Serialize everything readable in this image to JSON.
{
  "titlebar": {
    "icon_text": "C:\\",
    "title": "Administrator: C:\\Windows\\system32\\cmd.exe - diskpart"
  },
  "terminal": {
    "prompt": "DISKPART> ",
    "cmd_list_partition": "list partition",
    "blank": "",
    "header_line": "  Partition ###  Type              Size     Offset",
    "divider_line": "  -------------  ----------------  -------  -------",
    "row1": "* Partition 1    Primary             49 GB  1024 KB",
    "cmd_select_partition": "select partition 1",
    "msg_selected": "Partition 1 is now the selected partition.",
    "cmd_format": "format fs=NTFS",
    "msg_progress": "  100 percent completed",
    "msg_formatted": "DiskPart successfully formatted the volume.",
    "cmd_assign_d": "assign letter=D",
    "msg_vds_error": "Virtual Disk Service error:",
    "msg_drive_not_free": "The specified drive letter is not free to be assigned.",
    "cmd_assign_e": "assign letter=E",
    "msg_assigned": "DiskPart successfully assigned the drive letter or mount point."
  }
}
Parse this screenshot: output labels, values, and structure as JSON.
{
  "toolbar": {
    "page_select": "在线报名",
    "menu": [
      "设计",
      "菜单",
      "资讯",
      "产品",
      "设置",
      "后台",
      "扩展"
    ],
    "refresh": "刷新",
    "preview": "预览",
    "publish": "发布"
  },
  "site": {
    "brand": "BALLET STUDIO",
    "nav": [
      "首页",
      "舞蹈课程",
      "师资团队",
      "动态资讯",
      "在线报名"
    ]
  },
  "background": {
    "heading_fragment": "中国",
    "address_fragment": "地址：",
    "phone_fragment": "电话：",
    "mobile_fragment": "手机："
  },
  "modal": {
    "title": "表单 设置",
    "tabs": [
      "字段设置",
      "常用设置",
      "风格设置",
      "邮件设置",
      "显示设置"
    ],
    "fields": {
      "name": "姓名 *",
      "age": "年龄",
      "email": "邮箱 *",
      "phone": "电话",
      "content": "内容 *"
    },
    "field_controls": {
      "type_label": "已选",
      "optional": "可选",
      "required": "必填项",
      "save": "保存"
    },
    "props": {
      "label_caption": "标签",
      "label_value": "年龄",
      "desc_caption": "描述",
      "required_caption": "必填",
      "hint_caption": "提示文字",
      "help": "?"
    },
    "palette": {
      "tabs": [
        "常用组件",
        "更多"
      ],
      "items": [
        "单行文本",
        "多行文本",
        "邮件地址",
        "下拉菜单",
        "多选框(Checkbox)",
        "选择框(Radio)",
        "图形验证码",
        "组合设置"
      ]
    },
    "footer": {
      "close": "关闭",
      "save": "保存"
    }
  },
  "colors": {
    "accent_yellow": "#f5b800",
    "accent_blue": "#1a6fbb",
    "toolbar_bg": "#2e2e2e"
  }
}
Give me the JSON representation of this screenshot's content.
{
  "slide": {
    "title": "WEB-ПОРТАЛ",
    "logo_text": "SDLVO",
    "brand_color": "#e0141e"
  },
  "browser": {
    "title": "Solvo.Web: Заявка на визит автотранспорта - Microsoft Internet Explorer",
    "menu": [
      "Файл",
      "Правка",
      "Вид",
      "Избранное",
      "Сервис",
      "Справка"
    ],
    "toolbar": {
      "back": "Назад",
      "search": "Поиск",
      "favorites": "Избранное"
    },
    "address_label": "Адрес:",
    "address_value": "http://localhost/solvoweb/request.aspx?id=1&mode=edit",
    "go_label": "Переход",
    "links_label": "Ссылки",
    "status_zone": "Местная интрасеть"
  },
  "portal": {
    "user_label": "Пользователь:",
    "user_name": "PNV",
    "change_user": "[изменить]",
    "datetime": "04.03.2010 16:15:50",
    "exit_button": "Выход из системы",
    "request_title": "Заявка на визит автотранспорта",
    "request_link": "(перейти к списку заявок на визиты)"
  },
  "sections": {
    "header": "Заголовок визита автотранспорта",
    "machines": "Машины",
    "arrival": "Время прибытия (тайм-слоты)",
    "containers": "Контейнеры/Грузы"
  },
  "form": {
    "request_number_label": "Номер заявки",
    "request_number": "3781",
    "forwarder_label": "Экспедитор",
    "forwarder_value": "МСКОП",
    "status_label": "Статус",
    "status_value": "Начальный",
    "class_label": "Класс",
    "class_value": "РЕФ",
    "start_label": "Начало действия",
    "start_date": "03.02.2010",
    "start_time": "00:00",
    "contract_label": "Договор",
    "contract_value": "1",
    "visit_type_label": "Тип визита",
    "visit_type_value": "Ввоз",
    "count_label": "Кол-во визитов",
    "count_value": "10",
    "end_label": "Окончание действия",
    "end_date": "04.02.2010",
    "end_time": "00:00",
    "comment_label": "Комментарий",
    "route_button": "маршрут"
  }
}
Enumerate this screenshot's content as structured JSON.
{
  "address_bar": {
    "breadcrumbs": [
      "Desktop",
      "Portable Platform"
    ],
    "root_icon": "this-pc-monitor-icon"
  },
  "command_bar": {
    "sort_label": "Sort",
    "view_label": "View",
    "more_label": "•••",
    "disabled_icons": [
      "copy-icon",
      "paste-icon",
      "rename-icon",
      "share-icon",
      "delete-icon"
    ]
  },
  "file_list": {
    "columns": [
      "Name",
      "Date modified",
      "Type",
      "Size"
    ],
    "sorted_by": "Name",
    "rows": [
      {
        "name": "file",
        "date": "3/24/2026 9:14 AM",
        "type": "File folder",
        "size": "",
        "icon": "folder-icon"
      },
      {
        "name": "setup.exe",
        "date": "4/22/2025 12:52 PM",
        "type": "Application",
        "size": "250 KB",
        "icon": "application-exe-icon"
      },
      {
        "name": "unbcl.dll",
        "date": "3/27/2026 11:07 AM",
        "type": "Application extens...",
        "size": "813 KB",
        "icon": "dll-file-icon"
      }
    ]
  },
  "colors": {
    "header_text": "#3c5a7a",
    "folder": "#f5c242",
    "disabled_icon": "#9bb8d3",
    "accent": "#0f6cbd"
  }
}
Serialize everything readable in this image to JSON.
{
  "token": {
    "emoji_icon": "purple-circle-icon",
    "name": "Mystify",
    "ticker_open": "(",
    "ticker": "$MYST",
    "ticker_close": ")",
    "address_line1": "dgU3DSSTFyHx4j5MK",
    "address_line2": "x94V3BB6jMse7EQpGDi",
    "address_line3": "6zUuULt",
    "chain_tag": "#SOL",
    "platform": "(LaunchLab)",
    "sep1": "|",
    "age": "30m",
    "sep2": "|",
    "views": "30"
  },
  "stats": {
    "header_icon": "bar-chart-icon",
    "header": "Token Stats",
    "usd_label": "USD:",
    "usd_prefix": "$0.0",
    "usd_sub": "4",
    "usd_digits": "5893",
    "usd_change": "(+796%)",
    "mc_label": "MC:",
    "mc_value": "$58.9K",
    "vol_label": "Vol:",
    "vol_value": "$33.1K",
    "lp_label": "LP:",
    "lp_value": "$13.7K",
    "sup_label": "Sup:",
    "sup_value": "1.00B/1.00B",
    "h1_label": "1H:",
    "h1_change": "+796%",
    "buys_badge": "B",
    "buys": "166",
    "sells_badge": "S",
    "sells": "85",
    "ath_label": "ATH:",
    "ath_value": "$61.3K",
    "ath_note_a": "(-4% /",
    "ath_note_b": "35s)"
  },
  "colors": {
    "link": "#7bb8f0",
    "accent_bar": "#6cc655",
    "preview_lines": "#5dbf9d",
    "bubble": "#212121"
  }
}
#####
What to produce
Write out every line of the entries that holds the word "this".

Task response
Serialize everything readable in this image to JSON.
Parse this screenshot: output labels, values, and structure as JSON.
Give me the JSON representation of this screenshot's content.
Enumerate this screenshot's content as structured JSON.
    "root_icon": "this-pc-monitor-icon"
Serialize everything readable in this image to JSON.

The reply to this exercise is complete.